Songwriting had gained the Beatles entry into EMI’s studios and songwriting would distinguish them from most other British performers in 1963. Sid Colman at publishers Ardmore and Beechwood had been the first to sense a latent talent, bringing them to the attention of George Martin at Parlophone. Martin in turn had recommended Dick James as a more ambitious exploiter of their potential catalogue and, to close the deal, James had secured a national audience for the Beatles. Nevertheless, as the band grew in popularity, James knew that McCartney and Lennon would attract the attention of other music publishers.
Most fans, unless they bought sheet music, were at best only vaguely aware that music publishers had any role at all in popular music, let alone that they controlled an economically critical part of the industry. Even Lennon and McCartney at first underestimated the importance of music publishing until probably the first royalty checks began arriving at manager Brian Epstein’s NEMS Enterprises offices. Every time someone purchased a recording of one of their songs—no matter by whom—both the songwriters and the publisher profited. And every play on the radio and every television appearance did the same.
The home of Britain’s music publishing industry resided in London’s Denmark Street, a one-block stretch of offices, studios, and stores near Soho, serviced by a small pub, a café, and a steady stream of aspiring songwriters. Dick James’s office sat at the corner of Denmark Street and Charing Cross Road, not far from the premises of Southern Music, Regent Sound Studios, and other music-centered establishments. Brian Epstein had walked into these offices in November with a copy of “Please Please Me” and the hope that James could break the Beatles into the national media. James delivered immediately, booking an appearance for the band on the 19 January 1963 edition of ABC’s television show, Thank Your Lucky Stars.

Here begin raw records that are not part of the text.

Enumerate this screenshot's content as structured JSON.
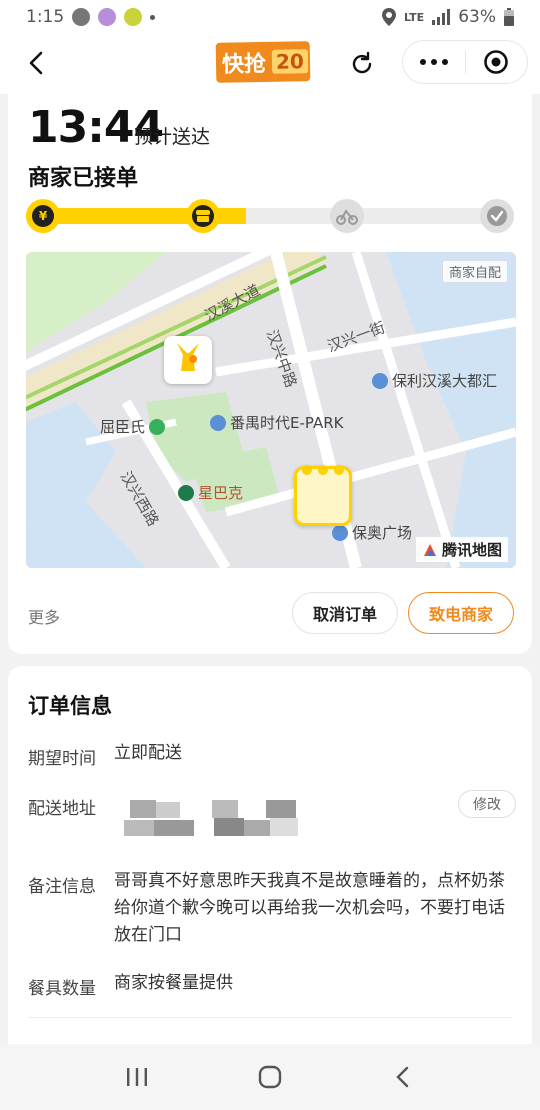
{
  "status_bar": {
    "time": "1:15",
    "network": "LTE",
    "battery": "63%"
  },
  "header": {
    "logo_text": "快抢",
    "logo_badge": "20",
    "icons": [
      "back-arrow-icon",
      "refresh-icon",
      "more-dots-icon",
      "close-target-icon"
    ]
  },
  "order_status": {
    "eta_time": "13:44",
    "eta_label": "预计送达",
    "status_title": "商家已接单",
    "progress_fraction": 0.45,
    "steps": [
      "paid-icon",
      "merchant-icon",
      "rider-icon",
      "delivered-icon"
    ]
  },
  "map": {
    "badge": "商家自配",
    "brand": "腾讯地图",
    "roads": [
      "汉溪大道",
      "汉兴中路",
      "汉兴一街",
      "汉兴西路"
    ],
    "pois": [
      "保利汉溪大都汇",
      "屈臣氏",
      "番禺时代E-PARK",
      "星巴克",
      "保奥广场"
    ]
  },
  "actions": {
    "more": "更多",
    "cancel": "取消订单",
    "call": "致电商家"
  },
  "order_info": {
    "title": "订单信息",
    "expected_time_label": "期望时间",
    "expected_time_value": "立即配送",
    "address_label": "配送地址",
    "edit": "修改",
    "remark_label": "备注信息",
    "remark_value": "哥哥真不好意思昨天我真不是故意睡着的，点杯奶茶给你道个歉今晚可以再给我一次机会吗，不要打电话放在门口",
    "tableware_label": "餐具数量",
    "tableware_value": "商家按餐量提供"
  },
  "colors": {
    "accent_yellow": "#ffd100",
    "accent_orange": "#f08a1c"
  }
}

The traditional role of the music publishers was to plug songs, bringing them to the attention of artist-and-repertoire and/or personal managers in an effort to have them match compositions with performers; but rock and roll was changing that model. When EMI’s Columbia Records released Cliff Richard and the Drifters’ recording of Ian Samwell’s “Move It” in August of 1958, London saw the start of musicians performing their own music. The tradition only deepened with Johnny Kidd and the Pirates’ “Shakin’ All Over” in June 1960. American artists such as Chuck Berry, Buddy Holly, and Carl Perkins routinely wrote and recorded their own material, unlike singer Bobby Rydell or many other pop stars who performed material written by professional songwriters. In Britain, songwriting recording artists often proved fleeting phenomena.
With “Love Me Do” and “Please Please Me,” as well as a number of other originals that would appear on their first album Please Please Me, John Lennon and Paul McCartney demonstrated their ability to write and perform their own material with spectacular results. Nevertheless, they knew the model and their first efforts to write a song for another performer met with mixed results. Touring with Helen Shapiro, the two songwriters futilely attempted to convince her and her management to record their song “Misery.” Another performer on the show, Kenny Lynch happily picked up the tune and very soon other artists would be looking for songs by McCartney and Lennon. Dick James, perhaps worried that with greater success the two ambitious Liverpudlians (and their manager) might bolt for yet another publisher, sought a strategy that would keep them as clients.
McCartney and Lennon were not the only songwriting performers in London. Southern Music had contracted eager songwriters and willing performers John Carter and Ken Lewis (later the core of the singing group the Ivy League) to write for the publisher. Their mentor at Southern, Terry Kennedy had even dubbed their band the “Southerners” (with a young Jimmy Page on guitar). However, they tended to write tunes for other singers and to perform songs written by other songwriters, all under the umbrella of their publisher.
Dick James’s big idea was to have John Lennon and Paul McCartney become part owners of their own publishing venture: Northern Songs. The arrangement that Epstein, McCartney, and Lennon made with James must have seemed good at the time, especially given that most young composers had no income from their work other than their author royalties. Northern Songs rewarded the two Liverpudlians with a larger piece of the pie, dividing the ownership of company between (i) Dick James Music, (ii) NEMs, (iii) Lennon, and (iv) McCartney. Dick James Music held a 51% voting share, leaving Lennon and McCartney each 20%, and NEMS Enterprises picking up the remaining 9%; however, James also took a 10% administrative fee off the top, so that in practice, the songwriters and their manager shared about 44% of the income.
Lennon and McCartney already had an agreement with Epstein to write songs, but a company dedicated to their music brought the game to an entirely new level. This would not be the last time that they would be the first to explore new territory in the business, from which other rock and pop artists and their managements would learn.